Seven years ago WMG founders Lisa and Catlow Shipek brought their skills and talent to the town my family is from in the south of Costa Rica. Watching them there and observing how they've grown WMG in subsequent years is to observe how "ripple up" local projects can translate into changing water policy. They make the difficult work of community organizing and environmental restoration seem easy--teaching from a place of joy; solving problems by way of presenting viable solutions at overlapping scales. They're offering a free education about how change in these complex times takes place to all lucky enough to have the chance to observe.
In a city and state that are divided about politics, faith, economics, and more, Watershed Management Group is serving a vital role that transcends the many WMG basins and cisterns visible around Tucson (and the state). It is creating clarity and consensus about both "trickle-up" restoration projects, and, even more difficult, what sound water policy should look like in Arizona and the Southwest. I've had the honor of collaborating with WMG Executive Director Lisa Shipek, and Program Manager, Catlow Shipek, for almost seven years, in Tucson and in Costa Rica, on basin restoration projects. I study their materials and strategies the way I would were I attending the most exacting college courses. Widely respected, and seemingly universally loved, WMG is setting a unique example about how to create community and conserve water in uncertain times.

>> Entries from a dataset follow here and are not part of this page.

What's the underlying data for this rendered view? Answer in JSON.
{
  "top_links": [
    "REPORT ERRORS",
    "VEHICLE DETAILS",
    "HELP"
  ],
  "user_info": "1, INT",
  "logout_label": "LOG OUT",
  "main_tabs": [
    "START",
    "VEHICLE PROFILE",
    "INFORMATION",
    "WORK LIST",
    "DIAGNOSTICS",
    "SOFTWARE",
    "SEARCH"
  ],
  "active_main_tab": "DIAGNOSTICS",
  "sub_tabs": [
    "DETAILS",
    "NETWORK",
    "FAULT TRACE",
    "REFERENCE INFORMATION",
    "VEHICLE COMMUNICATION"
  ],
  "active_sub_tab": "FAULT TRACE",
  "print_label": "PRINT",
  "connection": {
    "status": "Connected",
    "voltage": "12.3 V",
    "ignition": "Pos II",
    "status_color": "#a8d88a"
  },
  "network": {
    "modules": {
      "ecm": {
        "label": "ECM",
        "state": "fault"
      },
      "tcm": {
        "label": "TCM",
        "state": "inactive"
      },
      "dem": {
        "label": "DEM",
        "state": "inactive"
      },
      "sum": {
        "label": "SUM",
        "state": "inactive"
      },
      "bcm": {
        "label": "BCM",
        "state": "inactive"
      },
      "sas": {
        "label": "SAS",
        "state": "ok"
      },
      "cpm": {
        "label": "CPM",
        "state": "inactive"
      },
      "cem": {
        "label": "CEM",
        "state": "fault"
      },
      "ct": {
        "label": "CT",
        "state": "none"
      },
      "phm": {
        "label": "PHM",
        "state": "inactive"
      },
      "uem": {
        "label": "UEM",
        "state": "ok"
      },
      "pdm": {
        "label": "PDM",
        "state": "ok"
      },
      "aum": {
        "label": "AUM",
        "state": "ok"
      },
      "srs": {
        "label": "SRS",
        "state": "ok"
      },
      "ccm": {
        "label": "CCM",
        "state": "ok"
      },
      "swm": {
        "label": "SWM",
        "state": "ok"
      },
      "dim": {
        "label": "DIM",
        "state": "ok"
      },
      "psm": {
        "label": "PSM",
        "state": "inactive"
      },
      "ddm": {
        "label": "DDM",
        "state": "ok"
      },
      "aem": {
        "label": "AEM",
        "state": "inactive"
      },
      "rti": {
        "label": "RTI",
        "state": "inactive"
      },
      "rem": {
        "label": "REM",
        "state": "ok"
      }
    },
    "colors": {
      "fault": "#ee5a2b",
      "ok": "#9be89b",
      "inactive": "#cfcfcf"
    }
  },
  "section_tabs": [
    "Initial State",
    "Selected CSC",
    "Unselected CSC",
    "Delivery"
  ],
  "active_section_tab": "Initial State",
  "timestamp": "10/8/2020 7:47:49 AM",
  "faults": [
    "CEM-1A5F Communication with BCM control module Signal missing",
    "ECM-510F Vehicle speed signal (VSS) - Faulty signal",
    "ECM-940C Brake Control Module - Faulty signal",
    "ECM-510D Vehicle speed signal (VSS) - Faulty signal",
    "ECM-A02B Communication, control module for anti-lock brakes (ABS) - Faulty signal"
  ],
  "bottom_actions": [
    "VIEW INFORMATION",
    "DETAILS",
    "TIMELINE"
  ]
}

I volunteered full time with WMG in India for six months last fall and winter. I established an ecological vegetable garden and managed the landscape of WMG India's partner organization, Grampari. As part of a diverse and talented team, I learned so much about water issues (watershed management, sanitation and hygiene issues) and their role in world problems; more importantly, I learned how to approach finding, sharing, and implementing solutions. My time with WMG was a transformative experience for me, professionally, and solidified my devotion to meeting real needs and addressing pressing environmental and social issues of today and tomorrow.
The world is filled with people describing what needs to the done to green our cities (this writer is not an exception) but WMG are walking - or rather, digging - the talk. Their barn-raising model mobilises mainly volunteer groups to work house by house, and street by street. One begins to see how crowd-sourced sustainable urban infrastructure could become a reality.
I have worked professionally and on a volunteer basis with Watershed Management Group for five years. I am always impressed by the creativity and passion of the staff, the entrepreneurial spirit of the organization, and the group's overall commitment to community. Although I am a professional in this field, Watershed Management Group has certainly taken my training to the next level, and I can thank them for many new skills and a broader perspective on the global promise of these techniques.
Watershed Management Group is making a significant contribution to policies and practices that benefit people and the environment. My business, Stream Dynamics, Inc. does watershed restoration work, initially only in a wildland setting. I learned from WMG how we can employ practices such as water harvesting and greywater recycling to heal urban river systems as well. I have taken several classes from WMG and am now doing projects in urban settings to improve the water supply and water quality for people and the environment. WMG has demonstrated that their practical approach simultaneously helps both people and the environment. An important part of their work consists of teaching a series of short courses to resource professionals, policy makers, and homeowners. I have taken two courses from WMG To far: Water Harvesting Certification is a ten day course that goes over the theory and practice of modern permaculture based water harvesting. In this course we went on a tour of successful water harvesting projects in the neighborhoods of Tucson, learned water harvesting principles and design, and then built three different projects: a cistern installation, water harvesting earth basins, and a "Laundry to Landscape" greywater recycling installation. Each one of these projects benefited the landowner. The test at the end was quite rigorous. You need to get 90% to receive your water harvesting certificate. The next course I took was Advanced Cisterns. Like the first course, this was a mixture of site visits, classroom presentations from a wide variety of knowledgeable practitioners, and a hands on component, during which we actually built a ferrocement cistern! The knowledge and experience I have gained from these courses has helped me gain a greater understanding of the relationship between human needs and our water resources. I highly recommend taking a course from this outfit. Also - the people who work at WMG are very smart, dedicated and hardworking, but also fun to be around. They make learning fun. Next I plan to take the advanced greywater class.
I have taken many of WMG's Classes and have found their combination of hands-on interactive learning to be both educational and fun. I have taken a multitude of classes from different groups, but love the structure and level of expertise and community building that WMG's classes offer. I highly recommend WMG as a leader in Green non-profit groups for 2012.
WMG has found a way to empower any person, from those with less means to those with generous means, to create their own water future. Their green infrastructure work helps a homeowner to cool their home, be shielded from urban heat islands, and be safe from temperature extremes, by using volunteer work and free rainwater to grow vegetation. In a complex water law arena, any person can influence their water portfolio without being a water manager or public official by participating in WMG efforts. They are a group of hardworking employees and have a very knowledgeable advisory board. They have worked well with municipalities to create change in design standards to help progress the region toward more low impact design. Great group!!